• _Requirement_: Go through the data below and report how many lines contain "empty"; the reply holds only that number.

• _Data supplied_:
◆ ◆ ◆ ◆ ◆ ◆ ◆

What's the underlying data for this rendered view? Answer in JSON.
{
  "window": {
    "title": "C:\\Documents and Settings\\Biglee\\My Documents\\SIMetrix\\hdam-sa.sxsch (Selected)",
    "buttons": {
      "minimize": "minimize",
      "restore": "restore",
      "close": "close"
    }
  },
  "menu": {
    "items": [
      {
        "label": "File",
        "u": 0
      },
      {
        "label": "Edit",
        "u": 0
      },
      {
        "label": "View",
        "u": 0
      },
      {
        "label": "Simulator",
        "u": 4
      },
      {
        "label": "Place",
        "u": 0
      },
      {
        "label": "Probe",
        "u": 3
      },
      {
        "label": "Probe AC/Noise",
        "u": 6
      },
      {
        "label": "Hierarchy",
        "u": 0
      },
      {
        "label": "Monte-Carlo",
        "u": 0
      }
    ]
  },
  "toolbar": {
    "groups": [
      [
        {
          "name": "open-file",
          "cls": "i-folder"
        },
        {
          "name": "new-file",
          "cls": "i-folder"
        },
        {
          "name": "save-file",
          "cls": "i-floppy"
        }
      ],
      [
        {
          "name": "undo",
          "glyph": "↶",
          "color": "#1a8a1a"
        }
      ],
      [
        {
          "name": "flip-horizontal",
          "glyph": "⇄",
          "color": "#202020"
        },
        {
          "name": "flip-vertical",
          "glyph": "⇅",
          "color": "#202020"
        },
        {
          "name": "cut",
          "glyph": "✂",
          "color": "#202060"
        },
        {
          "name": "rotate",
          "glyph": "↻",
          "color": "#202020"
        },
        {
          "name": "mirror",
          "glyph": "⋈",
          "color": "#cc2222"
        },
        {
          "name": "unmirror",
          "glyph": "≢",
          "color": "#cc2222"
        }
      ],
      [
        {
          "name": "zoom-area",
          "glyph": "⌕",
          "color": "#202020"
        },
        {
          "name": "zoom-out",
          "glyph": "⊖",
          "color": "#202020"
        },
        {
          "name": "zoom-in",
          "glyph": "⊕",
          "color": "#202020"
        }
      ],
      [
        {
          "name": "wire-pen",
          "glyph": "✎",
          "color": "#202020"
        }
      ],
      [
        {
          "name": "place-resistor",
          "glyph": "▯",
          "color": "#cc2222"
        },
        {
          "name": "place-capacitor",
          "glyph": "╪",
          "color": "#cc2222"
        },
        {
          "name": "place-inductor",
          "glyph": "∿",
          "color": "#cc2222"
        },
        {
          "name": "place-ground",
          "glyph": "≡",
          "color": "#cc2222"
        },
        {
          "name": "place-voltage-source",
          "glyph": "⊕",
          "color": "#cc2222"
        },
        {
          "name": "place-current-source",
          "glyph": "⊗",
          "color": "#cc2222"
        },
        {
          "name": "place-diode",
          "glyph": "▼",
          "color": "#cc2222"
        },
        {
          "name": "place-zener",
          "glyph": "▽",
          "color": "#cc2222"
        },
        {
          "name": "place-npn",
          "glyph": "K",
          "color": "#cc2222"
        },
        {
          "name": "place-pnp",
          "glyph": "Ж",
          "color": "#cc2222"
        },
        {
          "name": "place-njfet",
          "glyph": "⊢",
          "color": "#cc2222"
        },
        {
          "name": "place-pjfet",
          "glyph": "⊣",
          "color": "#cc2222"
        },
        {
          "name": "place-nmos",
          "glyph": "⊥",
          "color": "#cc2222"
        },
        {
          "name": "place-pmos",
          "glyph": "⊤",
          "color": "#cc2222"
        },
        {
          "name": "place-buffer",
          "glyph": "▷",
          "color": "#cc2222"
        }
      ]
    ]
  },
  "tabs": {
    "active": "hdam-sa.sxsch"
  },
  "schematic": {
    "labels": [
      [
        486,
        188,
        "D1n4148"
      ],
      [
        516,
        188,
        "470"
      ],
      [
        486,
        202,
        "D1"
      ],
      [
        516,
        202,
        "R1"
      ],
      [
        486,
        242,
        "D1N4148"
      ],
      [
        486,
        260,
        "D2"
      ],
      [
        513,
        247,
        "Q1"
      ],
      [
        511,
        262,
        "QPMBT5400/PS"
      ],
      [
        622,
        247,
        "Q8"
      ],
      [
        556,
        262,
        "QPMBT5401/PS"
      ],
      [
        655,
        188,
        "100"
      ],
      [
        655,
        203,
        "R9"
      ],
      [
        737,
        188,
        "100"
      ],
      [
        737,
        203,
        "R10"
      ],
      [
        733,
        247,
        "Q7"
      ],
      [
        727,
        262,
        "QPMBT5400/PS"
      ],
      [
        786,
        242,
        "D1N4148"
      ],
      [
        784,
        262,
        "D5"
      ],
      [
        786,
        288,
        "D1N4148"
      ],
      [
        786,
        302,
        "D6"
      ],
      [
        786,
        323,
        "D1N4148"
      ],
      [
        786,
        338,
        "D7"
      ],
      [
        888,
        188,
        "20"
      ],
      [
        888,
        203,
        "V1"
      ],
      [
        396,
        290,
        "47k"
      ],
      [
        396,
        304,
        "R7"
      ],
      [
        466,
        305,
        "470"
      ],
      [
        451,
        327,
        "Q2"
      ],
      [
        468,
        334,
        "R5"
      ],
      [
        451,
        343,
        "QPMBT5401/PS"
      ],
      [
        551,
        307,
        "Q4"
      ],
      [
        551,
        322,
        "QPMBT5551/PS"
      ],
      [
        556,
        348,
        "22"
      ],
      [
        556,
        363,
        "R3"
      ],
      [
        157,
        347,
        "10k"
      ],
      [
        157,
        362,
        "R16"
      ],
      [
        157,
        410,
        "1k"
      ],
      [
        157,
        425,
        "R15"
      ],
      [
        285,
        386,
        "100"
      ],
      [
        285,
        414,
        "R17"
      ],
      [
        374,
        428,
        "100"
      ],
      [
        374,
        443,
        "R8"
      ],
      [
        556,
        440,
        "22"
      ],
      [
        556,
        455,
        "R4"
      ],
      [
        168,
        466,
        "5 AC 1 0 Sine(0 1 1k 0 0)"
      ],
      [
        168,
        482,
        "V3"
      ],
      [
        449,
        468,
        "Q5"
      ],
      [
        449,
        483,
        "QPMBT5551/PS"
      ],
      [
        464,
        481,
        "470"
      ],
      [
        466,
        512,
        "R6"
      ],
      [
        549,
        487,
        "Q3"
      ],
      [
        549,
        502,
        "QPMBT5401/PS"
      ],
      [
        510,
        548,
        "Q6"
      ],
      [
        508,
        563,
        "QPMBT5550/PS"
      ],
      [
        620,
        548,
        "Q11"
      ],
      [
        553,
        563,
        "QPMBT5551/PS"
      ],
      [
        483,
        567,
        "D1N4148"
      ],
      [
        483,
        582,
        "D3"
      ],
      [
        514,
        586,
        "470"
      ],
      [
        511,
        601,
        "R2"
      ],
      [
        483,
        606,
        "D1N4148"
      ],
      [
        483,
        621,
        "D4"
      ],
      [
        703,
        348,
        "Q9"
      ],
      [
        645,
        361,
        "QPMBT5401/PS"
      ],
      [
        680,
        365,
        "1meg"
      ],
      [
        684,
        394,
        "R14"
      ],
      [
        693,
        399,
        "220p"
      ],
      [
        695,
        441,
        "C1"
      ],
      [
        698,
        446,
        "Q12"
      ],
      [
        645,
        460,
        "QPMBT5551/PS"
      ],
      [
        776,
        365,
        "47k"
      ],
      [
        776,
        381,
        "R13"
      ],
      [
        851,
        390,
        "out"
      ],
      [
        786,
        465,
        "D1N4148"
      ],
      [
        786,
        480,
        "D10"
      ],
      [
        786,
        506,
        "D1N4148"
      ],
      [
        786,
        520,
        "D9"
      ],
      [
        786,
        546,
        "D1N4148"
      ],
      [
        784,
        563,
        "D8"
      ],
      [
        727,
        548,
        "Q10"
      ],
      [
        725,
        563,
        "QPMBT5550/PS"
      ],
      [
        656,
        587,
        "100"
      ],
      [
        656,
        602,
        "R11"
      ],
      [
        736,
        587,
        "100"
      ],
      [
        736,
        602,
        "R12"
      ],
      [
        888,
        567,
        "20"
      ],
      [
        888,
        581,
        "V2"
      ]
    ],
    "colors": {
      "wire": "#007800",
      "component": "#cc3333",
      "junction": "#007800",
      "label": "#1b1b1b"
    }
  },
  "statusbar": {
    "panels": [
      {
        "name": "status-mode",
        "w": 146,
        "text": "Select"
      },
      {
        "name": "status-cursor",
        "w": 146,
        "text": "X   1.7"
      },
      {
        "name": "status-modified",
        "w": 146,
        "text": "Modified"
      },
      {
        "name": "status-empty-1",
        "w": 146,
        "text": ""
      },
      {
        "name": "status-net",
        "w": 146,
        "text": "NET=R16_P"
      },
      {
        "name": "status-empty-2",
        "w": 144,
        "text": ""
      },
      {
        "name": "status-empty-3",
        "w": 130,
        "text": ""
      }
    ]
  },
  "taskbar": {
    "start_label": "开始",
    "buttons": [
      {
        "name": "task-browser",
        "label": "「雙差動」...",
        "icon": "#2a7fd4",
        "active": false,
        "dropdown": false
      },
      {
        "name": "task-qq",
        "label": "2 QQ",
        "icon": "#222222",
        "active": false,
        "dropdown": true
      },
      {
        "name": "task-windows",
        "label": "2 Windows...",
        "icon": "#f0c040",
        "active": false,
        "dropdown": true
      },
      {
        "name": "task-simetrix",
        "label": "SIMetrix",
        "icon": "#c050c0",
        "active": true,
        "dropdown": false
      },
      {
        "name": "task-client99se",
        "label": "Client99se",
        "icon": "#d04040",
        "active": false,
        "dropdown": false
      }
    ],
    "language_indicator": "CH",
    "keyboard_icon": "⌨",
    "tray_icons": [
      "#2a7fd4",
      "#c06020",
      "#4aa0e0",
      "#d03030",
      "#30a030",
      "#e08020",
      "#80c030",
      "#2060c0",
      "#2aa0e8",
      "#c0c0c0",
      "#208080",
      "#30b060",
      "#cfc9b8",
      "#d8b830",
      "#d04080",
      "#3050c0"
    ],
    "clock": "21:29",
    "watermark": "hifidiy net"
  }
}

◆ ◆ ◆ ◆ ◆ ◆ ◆

• _Solution below_: 3